If are navigating a boat, the global positioning signals that tell you where you are going may be coming from a bad-actor in your crew, who plans to steer your cargo to a waiting den of thieves. As far as we know, this has not happened, but graduate students from the University of Texas managed to send a yacht off course to prove the vulnerability was real. This kind of thing could also lead soldiers into an ambush.
So far, all the examples are temporary – the truth comes out eventually, though people can get hurt before it does.

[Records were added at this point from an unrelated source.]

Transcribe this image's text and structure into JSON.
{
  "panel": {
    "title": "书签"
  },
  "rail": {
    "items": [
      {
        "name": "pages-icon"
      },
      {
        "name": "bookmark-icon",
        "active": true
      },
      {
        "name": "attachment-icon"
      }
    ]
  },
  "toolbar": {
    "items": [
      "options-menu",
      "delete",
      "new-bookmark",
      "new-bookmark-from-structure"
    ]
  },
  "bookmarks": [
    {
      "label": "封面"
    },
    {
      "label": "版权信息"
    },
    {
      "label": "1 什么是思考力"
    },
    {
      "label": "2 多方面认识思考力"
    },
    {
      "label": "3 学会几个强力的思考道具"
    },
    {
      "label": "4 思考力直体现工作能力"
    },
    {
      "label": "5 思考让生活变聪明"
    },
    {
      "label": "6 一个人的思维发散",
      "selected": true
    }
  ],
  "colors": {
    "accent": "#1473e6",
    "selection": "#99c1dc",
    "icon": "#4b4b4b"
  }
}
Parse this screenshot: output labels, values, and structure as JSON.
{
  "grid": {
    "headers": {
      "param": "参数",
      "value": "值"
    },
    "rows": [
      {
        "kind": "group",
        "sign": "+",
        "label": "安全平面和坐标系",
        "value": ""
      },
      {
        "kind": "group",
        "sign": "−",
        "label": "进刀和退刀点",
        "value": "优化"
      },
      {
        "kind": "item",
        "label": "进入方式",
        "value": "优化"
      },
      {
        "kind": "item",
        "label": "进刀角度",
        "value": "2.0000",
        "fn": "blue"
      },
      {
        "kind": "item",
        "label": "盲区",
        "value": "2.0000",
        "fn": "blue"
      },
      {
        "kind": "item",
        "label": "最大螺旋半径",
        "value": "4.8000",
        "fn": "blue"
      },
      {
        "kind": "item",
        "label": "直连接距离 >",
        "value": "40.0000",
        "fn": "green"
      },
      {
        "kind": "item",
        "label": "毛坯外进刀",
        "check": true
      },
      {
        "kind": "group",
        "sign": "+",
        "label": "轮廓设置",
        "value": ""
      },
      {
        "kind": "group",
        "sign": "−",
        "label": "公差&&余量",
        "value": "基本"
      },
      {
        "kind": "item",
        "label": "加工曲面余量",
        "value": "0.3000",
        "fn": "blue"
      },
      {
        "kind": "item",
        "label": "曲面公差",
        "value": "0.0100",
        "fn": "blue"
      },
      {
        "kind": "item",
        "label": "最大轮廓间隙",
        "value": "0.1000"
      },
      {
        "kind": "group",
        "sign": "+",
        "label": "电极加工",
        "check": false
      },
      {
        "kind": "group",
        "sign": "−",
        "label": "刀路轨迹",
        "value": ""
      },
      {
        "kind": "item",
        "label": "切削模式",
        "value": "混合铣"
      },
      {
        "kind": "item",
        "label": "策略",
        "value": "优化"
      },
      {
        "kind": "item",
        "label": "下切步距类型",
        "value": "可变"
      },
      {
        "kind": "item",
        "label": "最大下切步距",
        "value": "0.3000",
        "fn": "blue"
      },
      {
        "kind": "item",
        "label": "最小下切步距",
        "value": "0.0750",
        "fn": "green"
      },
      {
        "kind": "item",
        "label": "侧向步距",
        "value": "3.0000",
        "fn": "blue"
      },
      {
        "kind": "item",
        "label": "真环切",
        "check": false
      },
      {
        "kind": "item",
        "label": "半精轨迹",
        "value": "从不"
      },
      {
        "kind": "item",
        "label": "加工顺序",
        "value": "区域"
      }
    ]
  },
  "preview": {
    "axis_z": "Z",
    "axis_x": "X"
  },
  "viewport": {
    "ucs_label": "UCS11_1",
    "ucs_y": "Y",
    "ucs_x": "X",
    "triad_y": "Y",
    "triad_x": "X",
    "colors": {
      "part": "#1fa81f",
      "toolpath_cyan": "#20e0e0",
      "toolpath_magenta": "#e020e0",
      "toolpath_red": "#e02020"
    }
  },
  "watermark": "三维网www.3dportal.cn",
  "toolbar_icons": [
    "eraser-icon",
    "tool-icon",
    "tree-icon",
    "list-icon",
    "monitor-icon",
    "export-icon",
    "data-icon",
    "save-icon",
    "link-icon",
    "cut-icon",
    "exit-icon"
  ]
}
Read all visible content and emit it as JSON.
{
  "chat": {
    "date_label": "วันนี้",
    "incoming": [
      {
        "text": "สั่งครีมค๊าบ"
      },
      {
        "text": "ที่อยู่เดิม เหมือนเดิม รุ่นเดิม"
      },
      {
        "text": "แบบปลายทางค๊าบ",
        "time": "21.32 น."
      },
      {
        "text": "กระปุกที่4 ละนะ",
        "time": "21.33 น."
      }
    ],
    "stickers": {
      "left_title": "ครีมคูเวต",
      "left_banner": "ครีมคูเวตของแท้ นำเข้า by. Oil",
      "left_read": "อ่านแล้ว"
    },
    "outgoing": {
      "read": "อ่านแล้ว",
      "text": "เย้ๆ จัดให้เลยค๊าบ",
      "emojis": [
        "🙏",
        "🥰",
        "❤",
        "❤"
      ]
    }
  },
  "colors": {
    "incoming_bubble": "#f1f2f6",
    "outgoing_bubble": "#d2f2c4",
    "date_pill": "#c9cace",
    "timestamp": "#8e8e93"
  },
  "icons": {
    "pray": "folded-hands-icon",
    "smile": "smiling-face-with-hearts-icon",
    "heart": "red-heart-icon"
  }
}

But what if the truth never comes out? For instance, what if you want to reconcile with someone you knew a long time ago who you had a misunderstanding with, and a jealous friend does not want that to happen? Or conversely, what if you wish to communicate with a person who could tell you unpleasant facts about someone you trust? There would be motives to permanently intercept and derail your efforts, in that case.
Cyber-crime is lucrative, and so criminals who in the old days might have robbed your car are learning techniques in how to deceive ordinary people. And those criminals who simulate reality are creating a false world in order to spy on your credit card, bank account, private life, etc.
Marc Goodman says a few complimentary things about techno-criminals:
“Anything that would motivate a startup employee would motivate a criminal. They want money, they want shares in the business, they want a challenge, they don’t want a 9-5 environment. They want the respect of their peers, and they are engaged in a game of us against them.”
“Cybercriminals are highly innovative and adaptive, they have so many ways of being clever and imaginative because they never take the straight-on approach. They always find the side way to go about something that the good person would never have considered”
The conclusions that I draw include that we should validate the simulated world we get from our digital devices against direct talk with real live human beings. If we don’t put full trust in our devices, or in the friendly sounding strangers we talk to on the phone, we are not really being paranoid, we are being prudent. And if we hope for mercy for those who have just gotten hold of our identity or bank account, we are probably not being realistic.
Future Crimes – Marc Goodman (Doubleday – 2015)